### Work request
Search through the entries for the word "JSON" and copy every line that has it.

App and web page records
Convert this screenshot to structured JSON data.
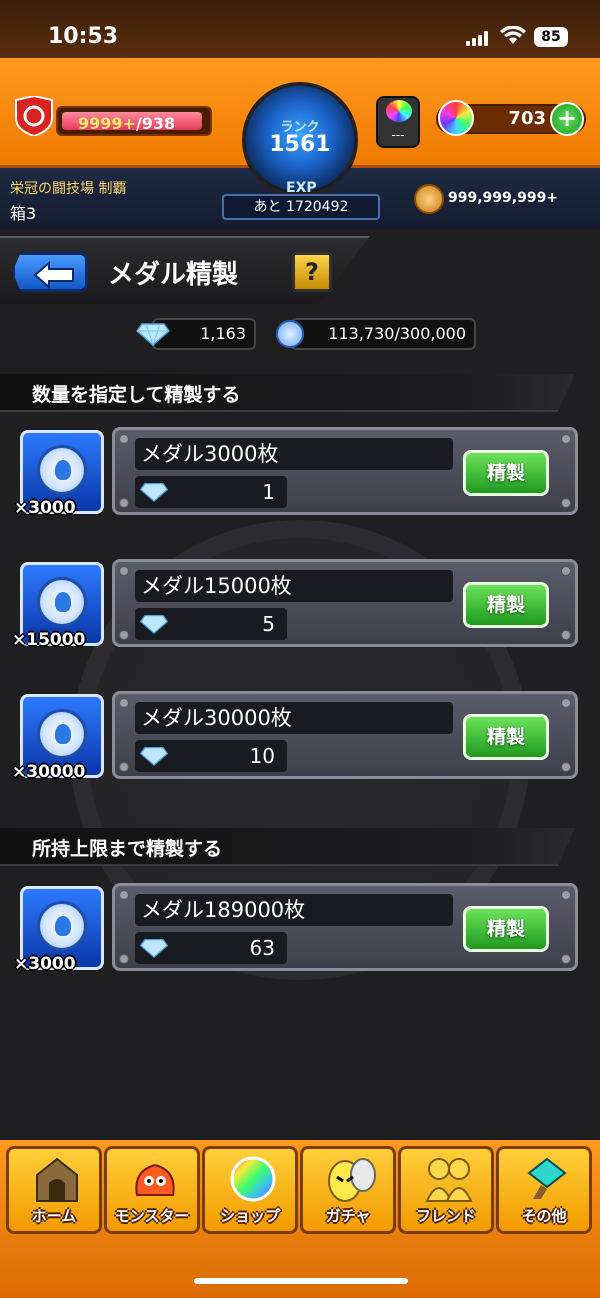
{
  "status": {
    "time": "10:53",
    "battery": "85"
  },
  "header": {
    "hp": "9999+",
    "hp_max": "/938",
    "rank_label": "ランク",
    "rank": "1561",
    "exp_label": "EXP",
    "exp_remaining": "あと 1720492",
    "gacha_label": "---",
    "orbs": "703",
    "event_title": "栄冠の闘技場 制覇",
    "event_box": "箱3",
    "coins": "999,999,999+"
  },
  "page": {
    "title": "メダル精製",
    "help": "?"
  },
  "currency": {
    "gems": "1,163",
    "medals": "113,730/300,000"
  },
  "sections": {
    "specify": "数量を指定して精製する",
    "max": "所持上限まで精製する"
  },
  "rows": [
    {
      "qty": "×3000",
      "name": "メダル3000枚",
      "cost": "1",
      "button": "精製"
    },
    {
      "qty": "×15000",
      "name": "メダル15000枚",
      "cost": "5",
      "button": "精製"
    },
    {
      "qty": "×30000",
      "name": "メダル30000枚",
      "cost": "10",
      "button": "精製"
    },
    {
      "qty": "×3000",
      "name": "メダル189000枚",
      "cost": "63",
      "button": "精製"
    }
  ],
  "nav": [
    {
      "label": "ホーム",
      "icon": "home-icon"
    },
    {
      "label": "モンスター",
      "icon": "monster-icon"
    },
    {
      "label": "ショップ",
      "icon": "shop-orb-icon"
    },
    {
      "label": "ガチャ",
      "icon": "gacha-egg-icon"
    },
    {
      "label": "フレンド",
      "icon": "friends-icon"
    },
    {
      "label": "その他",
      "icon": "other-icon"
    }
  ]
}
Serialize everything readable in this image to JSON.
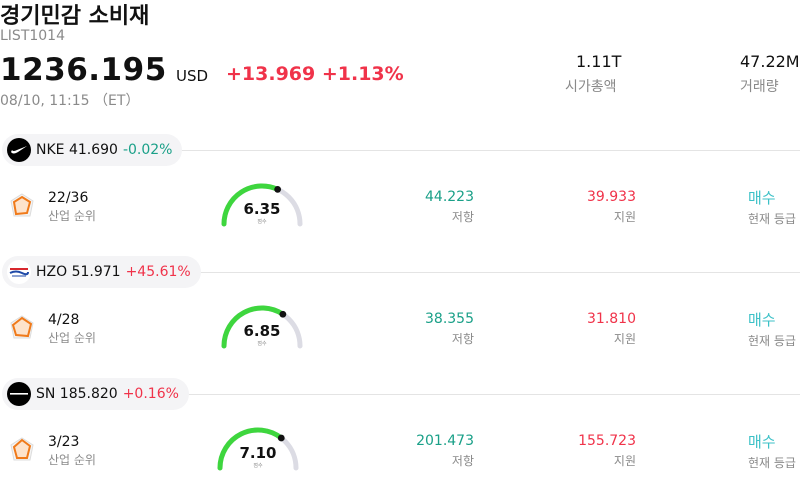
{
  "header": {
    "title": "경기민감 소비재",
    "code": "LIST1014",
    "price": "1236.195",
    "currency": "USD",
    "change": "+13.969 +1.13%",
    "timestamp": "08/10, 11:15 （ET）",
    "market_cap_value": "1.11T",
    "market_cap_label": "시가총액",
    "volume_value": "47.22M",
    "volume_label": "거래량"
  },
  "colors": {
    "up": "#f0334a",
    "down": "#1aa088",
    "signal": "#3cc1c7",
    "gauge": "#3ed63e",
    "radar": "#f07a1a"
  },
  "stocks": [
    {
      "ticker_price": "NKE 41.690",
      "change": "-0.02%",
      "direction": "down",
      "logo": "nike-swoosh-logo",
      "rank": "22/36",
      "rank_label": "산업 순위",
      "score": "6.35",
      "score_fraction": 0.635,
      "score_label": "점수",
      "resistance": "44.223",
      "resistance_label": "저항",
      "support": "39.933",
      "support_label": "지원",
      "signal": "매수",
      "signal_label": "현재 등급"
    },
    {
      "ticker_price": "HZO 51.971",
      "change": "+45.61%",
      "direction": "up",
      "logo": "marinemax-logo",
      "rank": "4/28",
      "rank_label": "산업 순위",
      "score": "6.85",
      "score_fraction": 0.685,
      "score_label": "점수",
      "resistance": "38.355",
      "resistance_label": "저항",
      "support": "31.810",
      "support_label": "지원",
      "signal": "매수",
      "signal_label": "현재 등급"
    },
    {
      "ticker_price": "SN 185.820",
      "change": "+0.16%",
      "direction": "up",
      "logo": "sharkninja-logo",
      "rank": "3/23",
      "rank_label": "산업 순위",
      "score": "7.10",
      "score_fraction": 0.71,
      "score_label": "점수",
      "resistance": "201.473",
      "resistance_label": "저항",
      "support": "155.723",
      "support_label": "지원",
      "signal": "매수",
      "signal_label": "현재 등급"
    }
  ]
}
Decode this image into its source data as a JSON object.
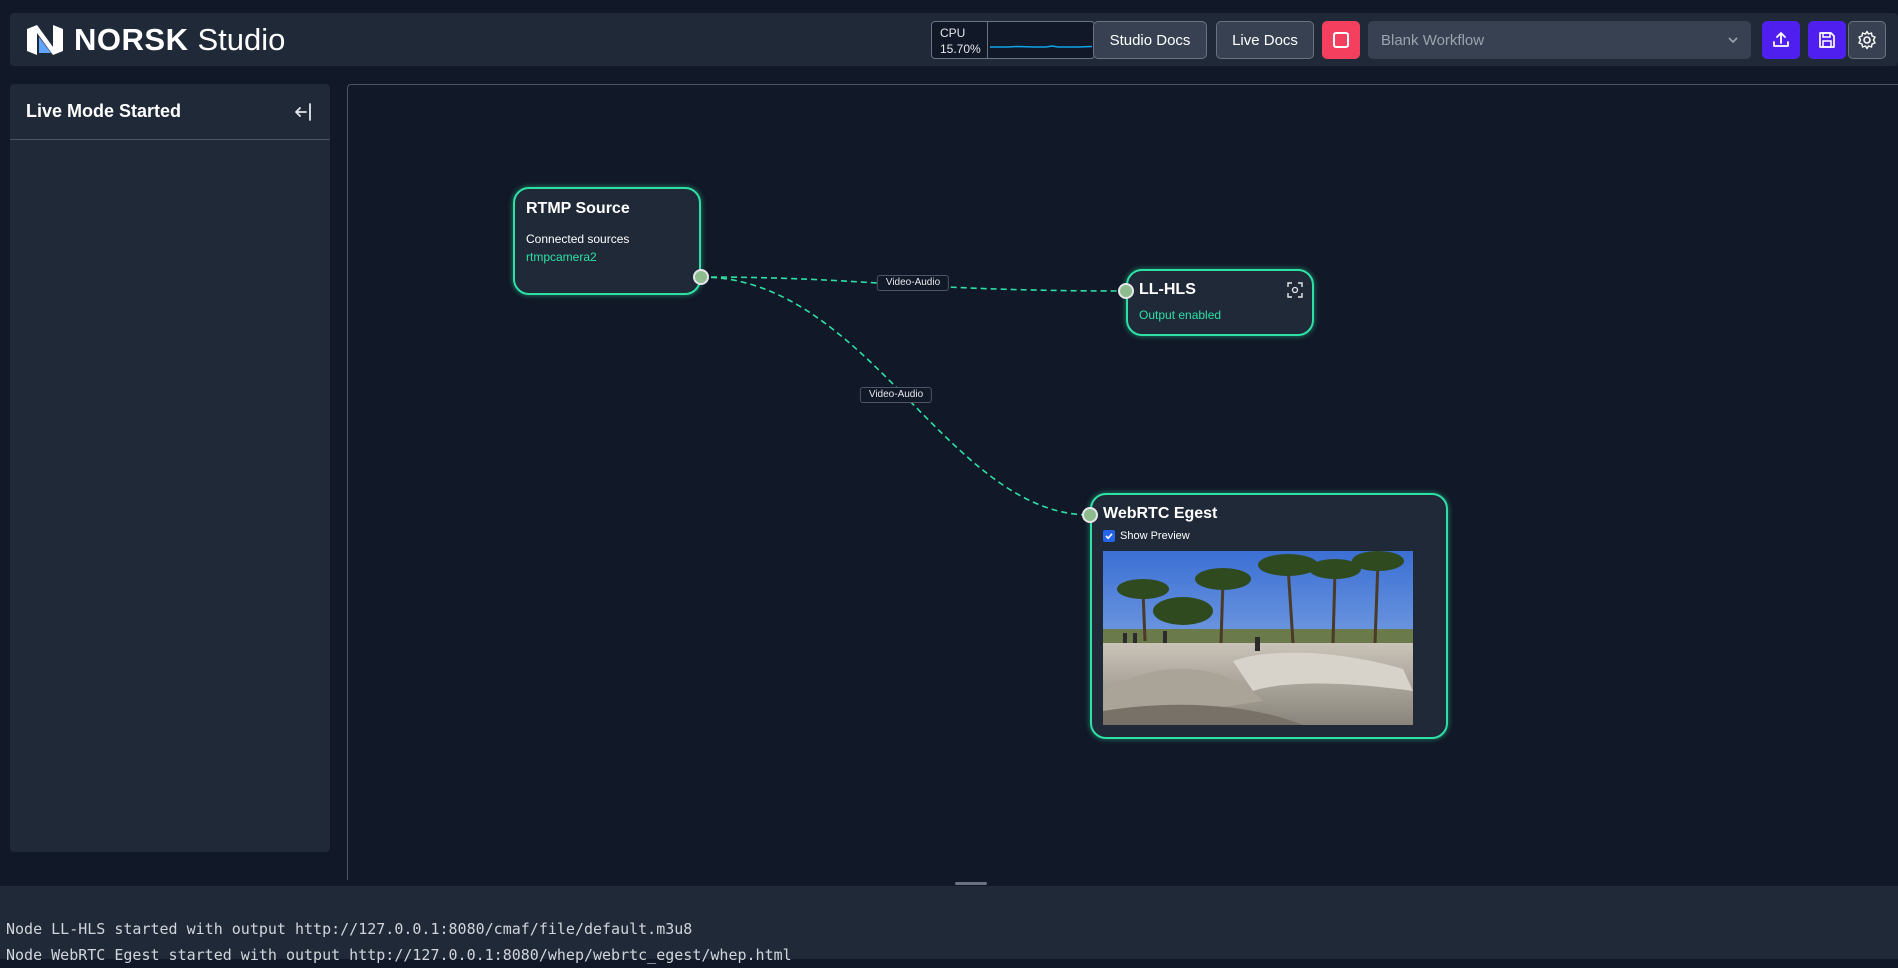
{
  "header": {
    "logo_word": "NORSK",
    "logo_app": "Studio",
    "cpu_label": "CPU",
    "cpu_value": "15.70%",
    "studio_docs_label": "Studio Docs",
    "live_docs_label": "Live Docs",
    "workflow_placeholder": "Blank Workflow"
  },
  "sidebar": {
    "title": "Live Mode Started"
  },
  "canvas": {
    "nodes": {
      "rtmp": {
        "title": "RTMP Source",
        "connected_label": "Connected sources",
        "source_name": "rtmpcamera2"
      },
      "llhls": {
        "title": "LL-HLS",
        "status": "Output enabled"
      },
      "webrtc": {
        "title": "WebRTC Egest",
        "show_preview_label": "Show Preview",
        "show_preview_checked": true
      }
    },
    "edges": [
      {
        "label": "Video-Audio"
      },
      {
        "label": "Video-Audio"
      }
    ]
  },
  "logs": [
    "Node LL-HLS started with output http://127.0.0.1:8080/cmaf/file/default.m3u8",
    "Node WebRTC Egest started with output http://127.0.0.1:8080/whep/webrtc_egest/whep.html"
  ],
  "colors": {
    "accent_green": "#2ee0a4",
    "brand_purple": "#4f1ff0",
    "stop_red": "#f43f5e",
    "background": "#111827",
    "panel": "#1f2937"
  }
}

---

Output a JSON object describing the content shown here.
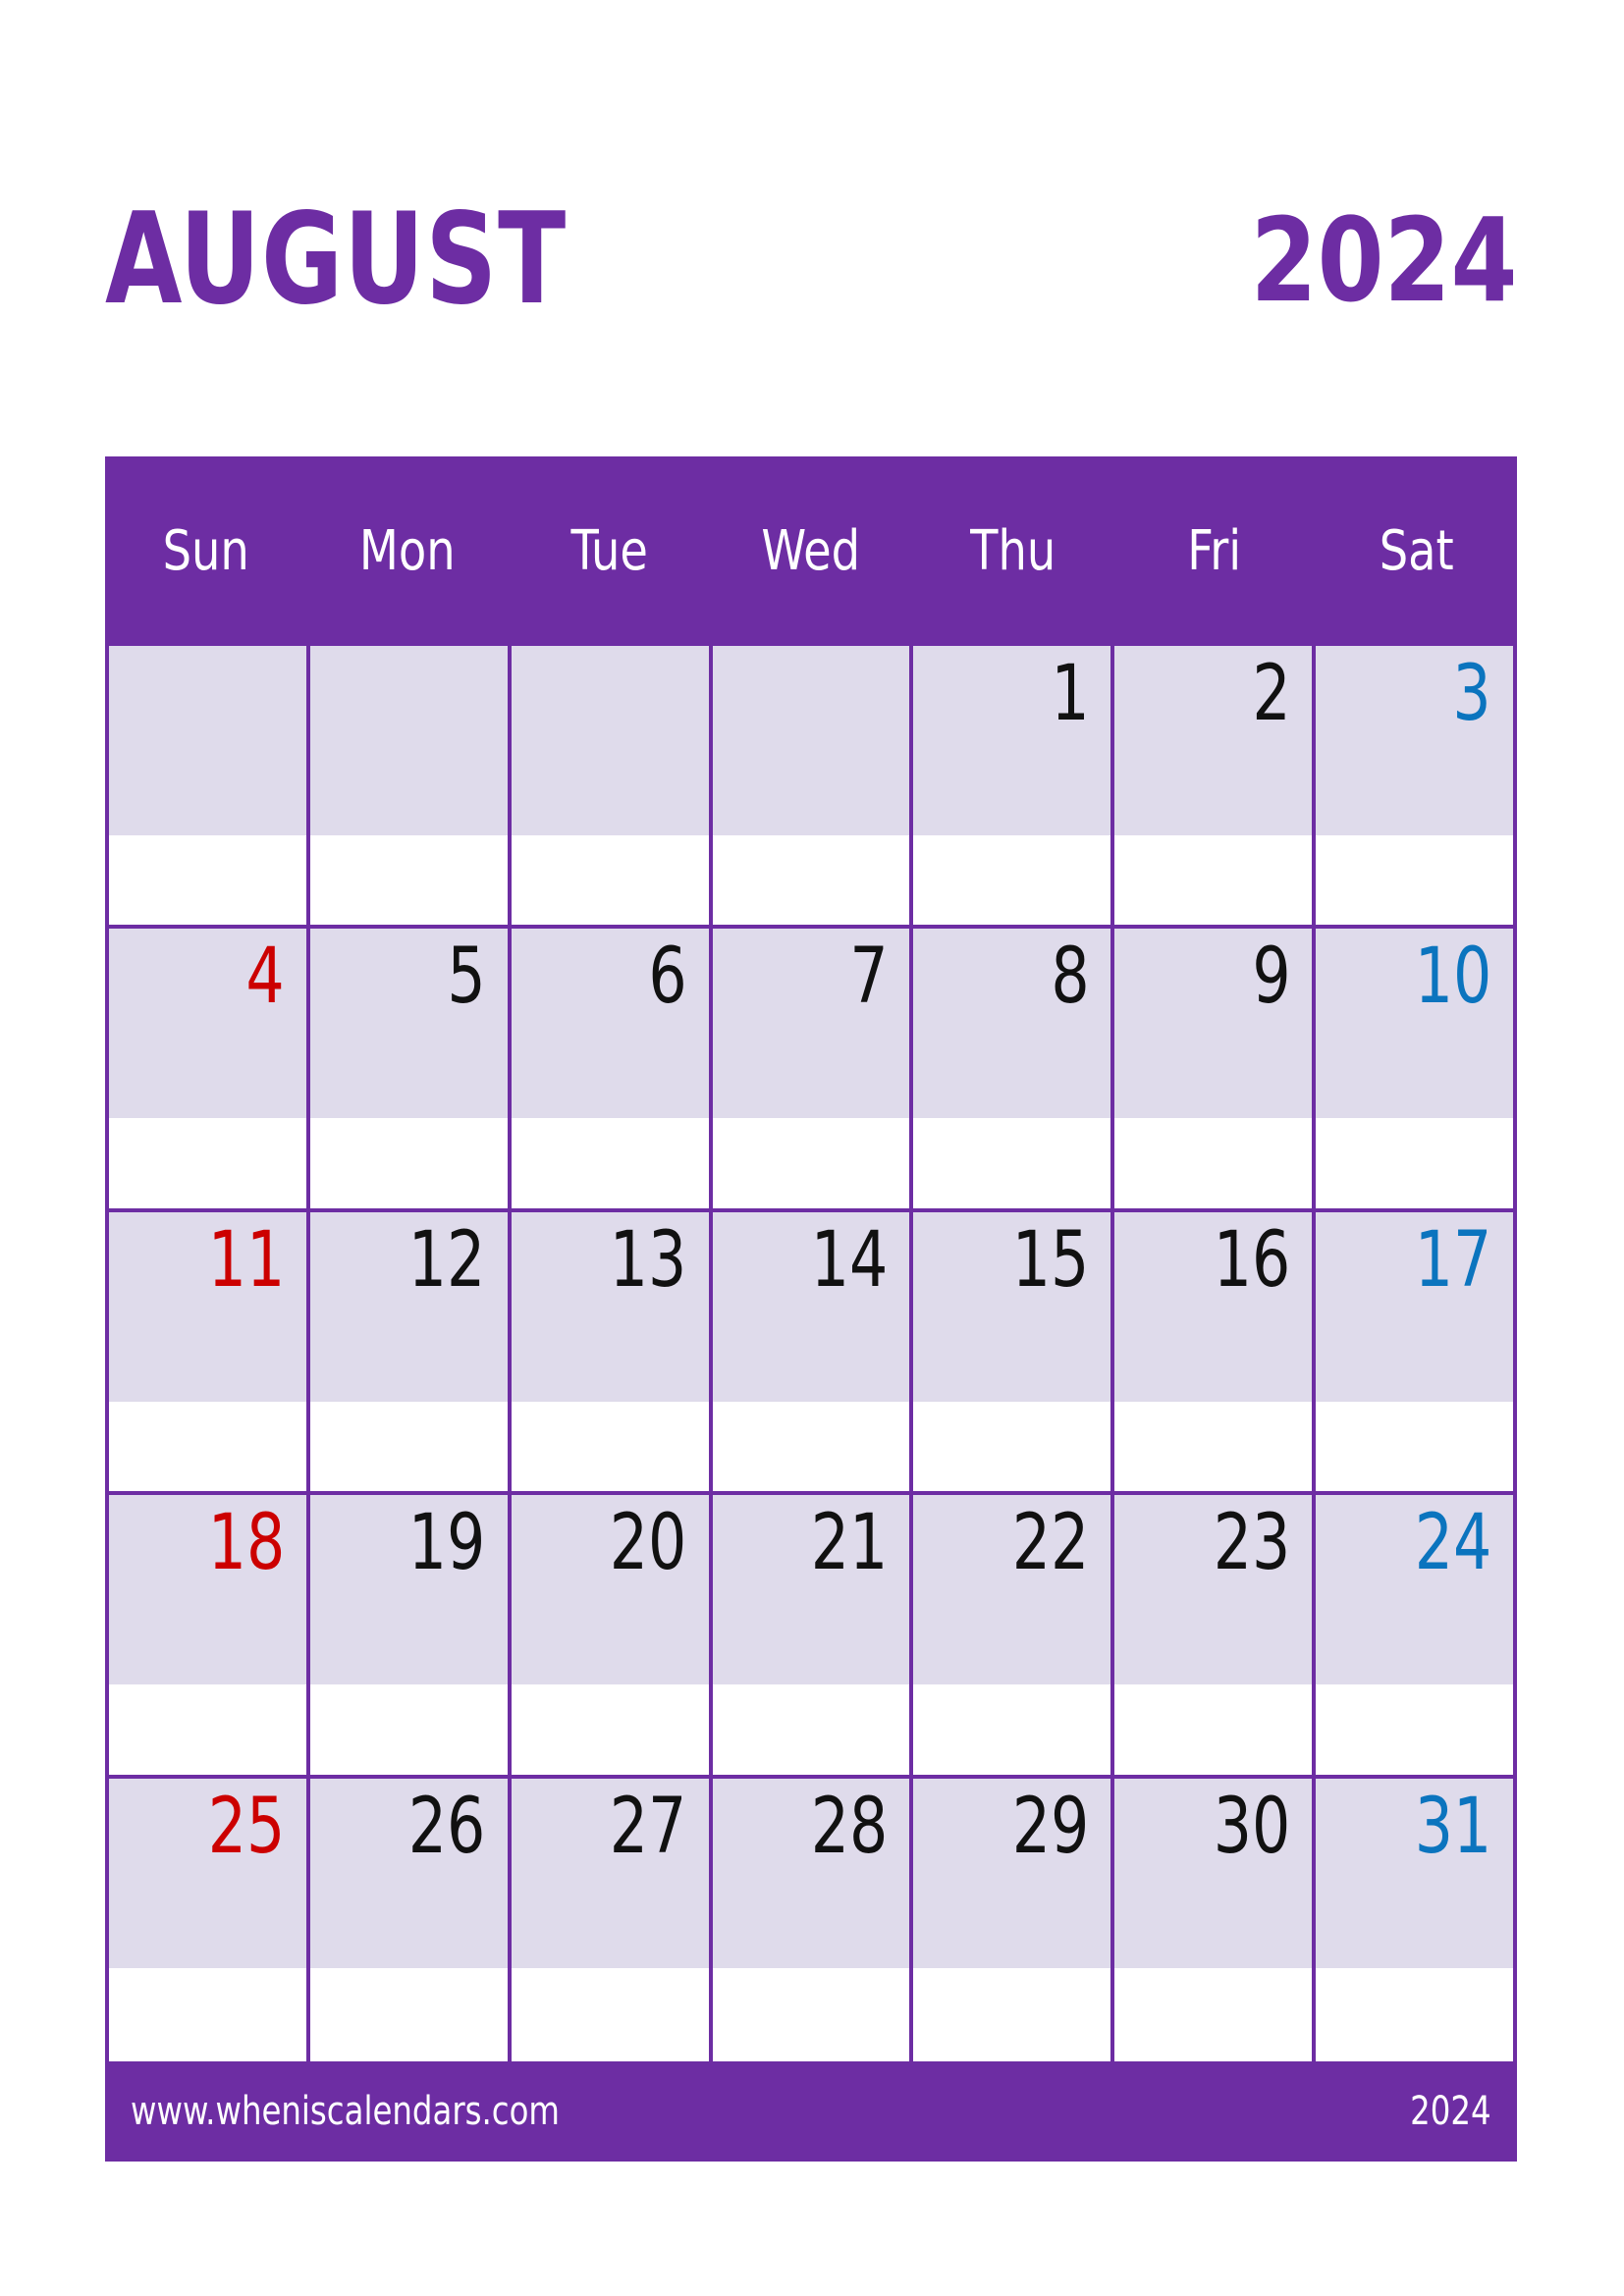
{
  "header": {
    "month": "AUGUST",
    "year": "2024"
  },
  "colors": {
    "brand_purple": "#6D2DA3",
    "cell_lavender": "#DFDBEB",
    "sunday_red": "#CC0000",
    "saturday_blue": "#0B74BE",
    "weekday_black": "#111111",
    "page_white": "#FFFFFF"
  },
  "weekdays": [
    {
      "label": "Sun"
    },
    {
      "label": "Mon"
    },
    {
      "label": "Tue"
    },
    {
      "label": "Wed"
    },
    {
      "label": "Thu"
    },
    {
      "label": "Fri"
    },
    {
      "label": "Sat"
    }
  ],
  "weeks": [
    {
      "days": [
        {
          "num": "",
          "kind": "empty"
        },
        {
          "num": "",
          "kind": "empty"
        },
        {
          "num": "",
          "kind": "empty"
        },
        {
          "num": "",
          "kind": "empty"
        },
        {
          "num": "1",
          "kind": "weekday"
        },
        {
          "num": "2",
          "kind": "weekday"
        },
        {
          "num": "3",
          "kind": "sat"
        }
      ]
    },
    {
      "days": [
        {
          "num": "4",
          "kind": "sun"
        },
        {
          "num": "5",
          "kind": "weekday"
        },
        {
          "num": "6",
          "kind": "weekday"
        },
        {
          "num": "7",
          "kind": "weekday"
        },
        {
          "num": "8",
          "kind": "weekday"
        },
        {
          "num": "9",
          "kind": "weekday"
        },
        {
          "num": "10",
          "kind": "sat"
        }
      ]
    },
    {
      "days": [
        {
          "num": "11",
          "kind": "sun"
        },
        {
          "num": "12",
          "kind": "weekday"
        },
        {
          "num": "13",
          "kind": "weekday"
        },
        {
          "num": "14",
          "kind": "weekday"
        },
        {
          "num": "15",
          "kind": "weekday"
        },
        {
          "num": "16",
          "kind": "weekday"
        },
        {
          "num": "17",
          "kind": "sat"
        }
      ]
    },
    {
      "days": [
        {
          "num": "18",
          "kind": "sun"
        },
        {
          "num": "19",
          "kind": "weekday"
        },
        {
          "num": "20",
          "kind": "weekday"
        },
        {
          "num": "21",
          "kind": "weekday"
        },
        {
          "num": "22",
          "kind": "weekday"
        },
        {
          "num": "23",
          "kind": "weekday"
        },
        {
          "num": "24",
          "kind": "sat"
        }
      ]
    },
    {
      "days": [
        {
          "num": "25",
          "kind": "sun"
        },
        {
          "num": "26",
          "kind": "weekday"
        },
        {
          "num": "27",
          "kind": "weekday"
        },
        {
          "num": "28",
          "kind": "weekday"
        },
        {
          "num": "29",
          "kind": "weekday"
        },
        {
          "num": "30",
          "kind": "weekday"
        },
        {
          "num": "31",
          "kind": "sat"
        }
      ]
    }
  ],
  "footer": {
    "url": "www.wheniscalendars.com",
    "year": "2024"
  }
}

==

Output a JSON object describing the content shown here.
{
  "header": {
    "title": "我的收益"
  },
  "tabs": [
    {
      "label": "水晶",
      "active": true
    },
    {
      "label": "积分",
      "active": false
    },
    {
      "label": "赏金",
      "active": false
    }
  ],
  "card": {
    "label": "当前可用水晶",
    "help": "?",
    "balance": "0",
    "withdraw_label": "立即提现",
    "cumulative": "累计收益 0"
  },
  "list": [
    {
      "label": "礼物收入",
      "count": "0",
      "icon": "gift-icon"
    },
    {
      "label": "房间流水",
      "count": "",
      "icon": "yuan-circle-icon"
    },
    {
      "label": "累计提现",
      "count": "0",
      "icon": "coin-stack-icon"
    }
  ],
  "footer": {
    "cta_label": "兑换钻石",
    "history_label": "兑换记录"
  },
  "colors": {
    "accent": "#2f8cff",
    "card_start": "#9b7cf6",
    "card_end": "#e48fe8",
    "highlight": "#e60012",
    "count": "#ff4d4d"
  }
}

### Response
Convert this screenshot to structured JSON data.
Serialize everything readable in this image to JSON.
Decode this image into its source data as a JSON object.
Output a JSON object describing the content shown here.
Output a JSON object describing the content shown here.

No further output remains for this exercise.